8 August 2020
on course website
International Economic Law
International economic law has entered the mainstream. Politicians debate the intricacies of free trade agreements, newspapers run stories about investor protection mechanisms, and popular movements use collective action to undermine intellectual property provisions.
Yet, despite breaking into the mainstream, popular knowledge on the subject remains sparse at best. This is due in large part to the representation of international economic law in both political rhetoric and popular media: much is said about the technical aspects of the field and emphasis placed on our collective preoccupation with economic growth. Economic considerations, however, cannot be separated from social functions that go beyond the production and exchange of goods. Developing a deeper understanding of the soci0-legal character of international economic law will provide students with greater awareness of the political capacities and opportunities available to citizens.
Four topics are central to our examination of international economic law. As is to be expected, we will begin with the basics of global political economy: without an understanding of capitalism or the forces that propelled its transationalisation, international economic law will remain a mystery. Next, we will consider foundations of international law—how the global framework is ‘regulated’—followed by foundations of international economic law—regulation of the global economic framework. Our third section is dedicated to intricacies of international economic law including trade and the WTO, investment, and labour while the final one will target normative aspects including the place of justice, fairness, and equality in the global economy.
Dr Mohsen Al Attar, University of Warwick
Anyone aged 18+
Once Europe finished bludgeoning itself in 1945, new trading rules were adopted to facilitate the rebuilding of the continent and to maintain control over rebelling colonies. If we add to this the decreasing cost of international transport and the accelerating speed of communication, it was inevitable that global economic activity would soar. And soar it has with the rate and breadth of global economic activity reaching over the past three generations alone levels unseen in all of human history.
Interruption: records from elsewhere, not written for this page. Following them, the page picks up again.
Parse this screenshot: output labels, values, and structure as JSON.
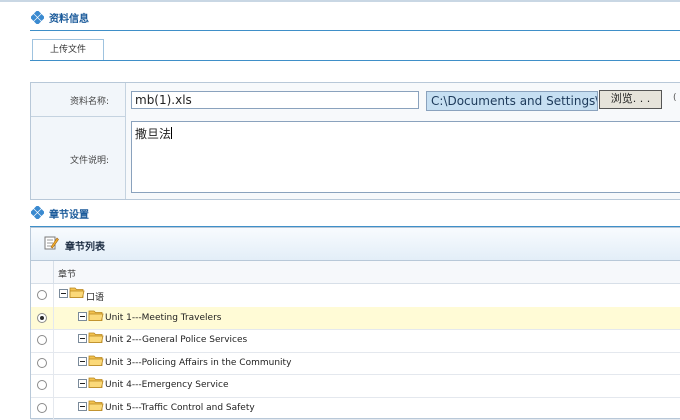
{
  "section_info": {
    "title": "资料信息"
  },
  "tabs": [
    {
      "label": "上传文件"
    }
  ],
  "form": {
    "name_label": "资料名称:",
    "name_value": "mb(1).xls",
    "path_value": "C:\\Documents and Settings\\a",
    "browse_label": "浏览. . .",
    "trailing_mark": "(",
    "desc_label": "文件说明:",
    "desc_value": "撒旦法"
  },
  "section_chapter": {
    "title": "章节设置"
  },
  "chapter_panel": {
    "title": "章节列表",
    "column_header": "章节",
    "rows": [
      {
        "label": "口语",
        "level": 0,
        "selected": false
      },
      {
        "label": "Unit 1---Meeting Travelers",
        "level": 1,
        "selected": true
      },
      {
        "label": "Unit 2---General Police Services",
        "level": 1,
        "selected": false
      },
      {
        "label": "Unit 3---Policing Affairs in the Community",
        "level": 1,
        "selected": false
      },
      {
        "label": "Unit 4---Emergency Service",
        "level": 1,
        "selected": false
      },
      {
        "label": "Unit 5---Traffic Control and Safety",
        "level": 1,
        "selected": false
      }
    ]
  },
  "colors": {
    "accent": "#1a5a9a",
    "selected_row": "#fffbd6",
    "path_box": "#c6dff2"
  }
}
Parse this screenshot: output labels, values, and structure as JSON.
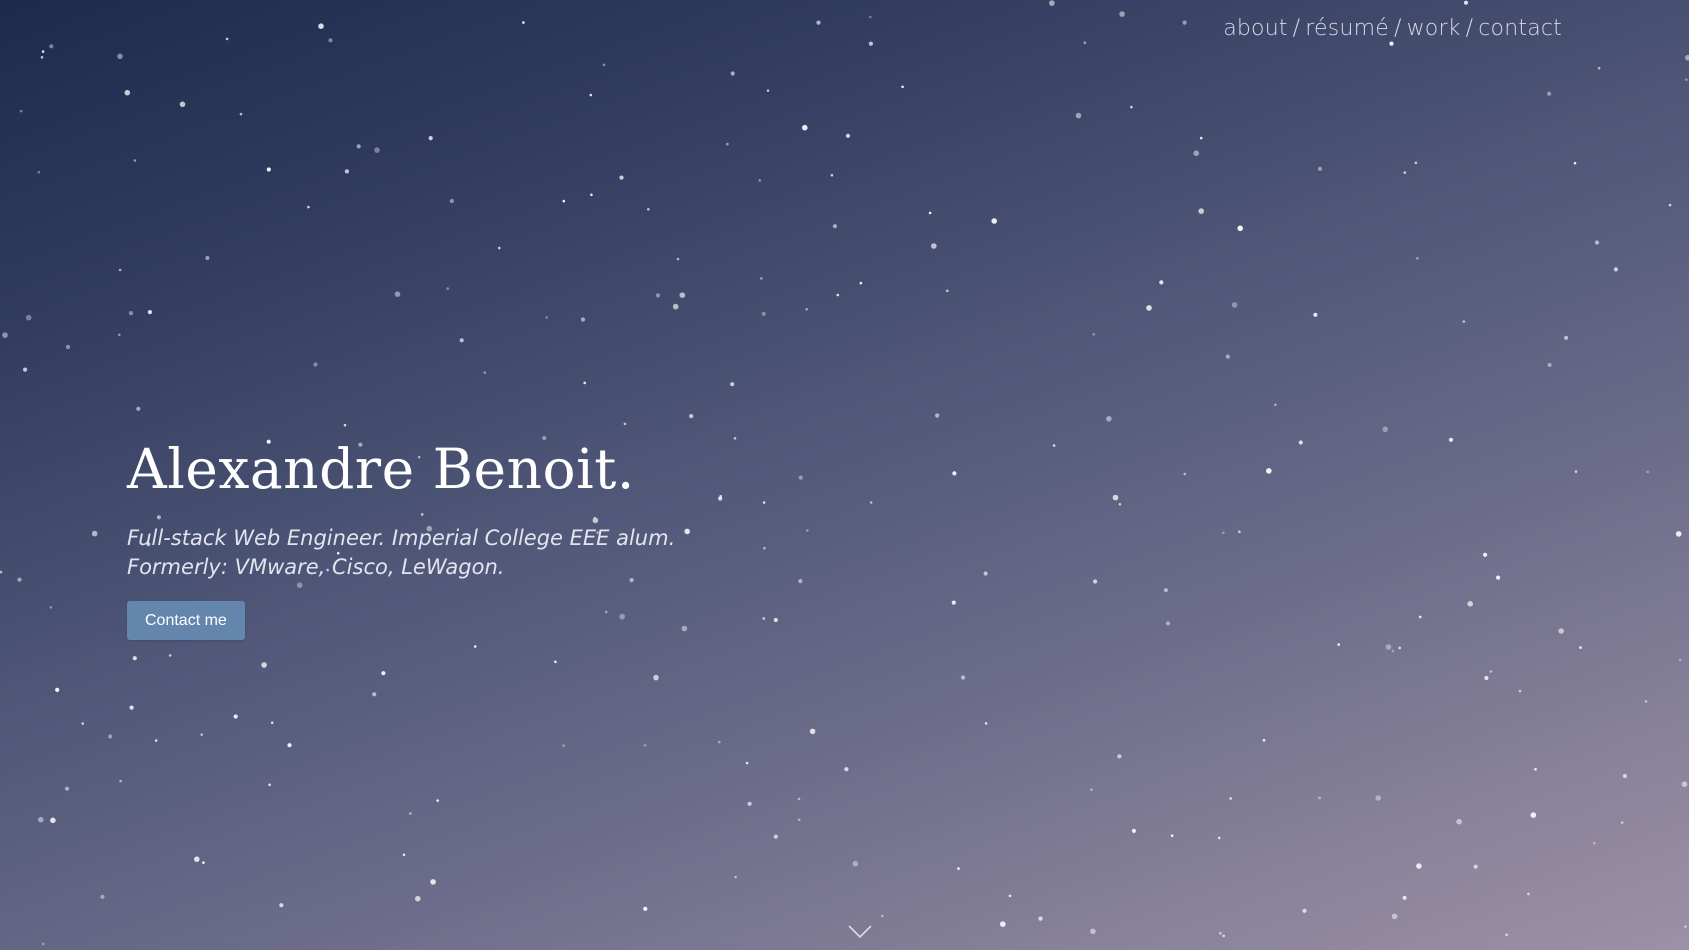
{
  "nav": {
    "items": [
      {
        "label": "about"
      },
      {
        "label": "résumé"
      },
      {
        "label": "work"
      },
      {
        "label": "contact"
      }
    ],
    "separator": "/"
  },
  "hero": {
    "name": "Alexandre Benoit.",
    "tagline_line1": "Full-stack Web Engineer. Imperial College EEE alum.",
    "tagline_line2": "Formerly: VMware, Cisco, LeWagon.",
    "cta_label": "Contact me"
  },
  "scroll_indicator": {
    "icon": "chevron-down-icon"
  },
  "colors": {
    "background_top": "#1c2b4c",
    "background_bottom": "#9d90a8",
    "button": "#6486ad",
    "text": "#ffffff"
  }
}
Unsurprisingly, these activities have altered the nature of the global economy and of the societies it connects, challenging the capacities of national governments to regulate economic activity within their domestic borders. The erosion of domestic authority is straining the supposed consensus on the value of economic globalisation, characterised by the rise of nationalistic, and usually ethno-chauvinist movements across the European continent.
Despite these transformations, popular knowledge of the regulatory regime underpinning the global economy is sparse at best. This is largely due to the representation of international economic law (IEL) as a technical field preoccupied solely with GDPs, deficits, and exchange rates. Economic regulation, however, cannot be separated from social imperatives that exist beyond the mere exchange of goods and services. In this module, you will develop a deeper appreciation of the past, present, and future of international economic law and, in the process, acquire a greater understanding of the political capacities and opportunities shaped by international law for individuals and corporations, states and societies.
You must check with the relevant office of your institution if you will be awarded credit, but many institutions will allow this. In general, you’ll earn 3 credits in the US system, and 7.5 ECTS in the European system. Warwick will provide any necessary supporting evidence to help evaluate the worth of the course.
GBP 2070: Tuition fee (includes a 10% early booking discount, social programme and guest lecture series)
We offer enhanced discounts for Warwick alumni, Warwick study abroad partners and group bookings of 5+ studentsRegister for this course
on course website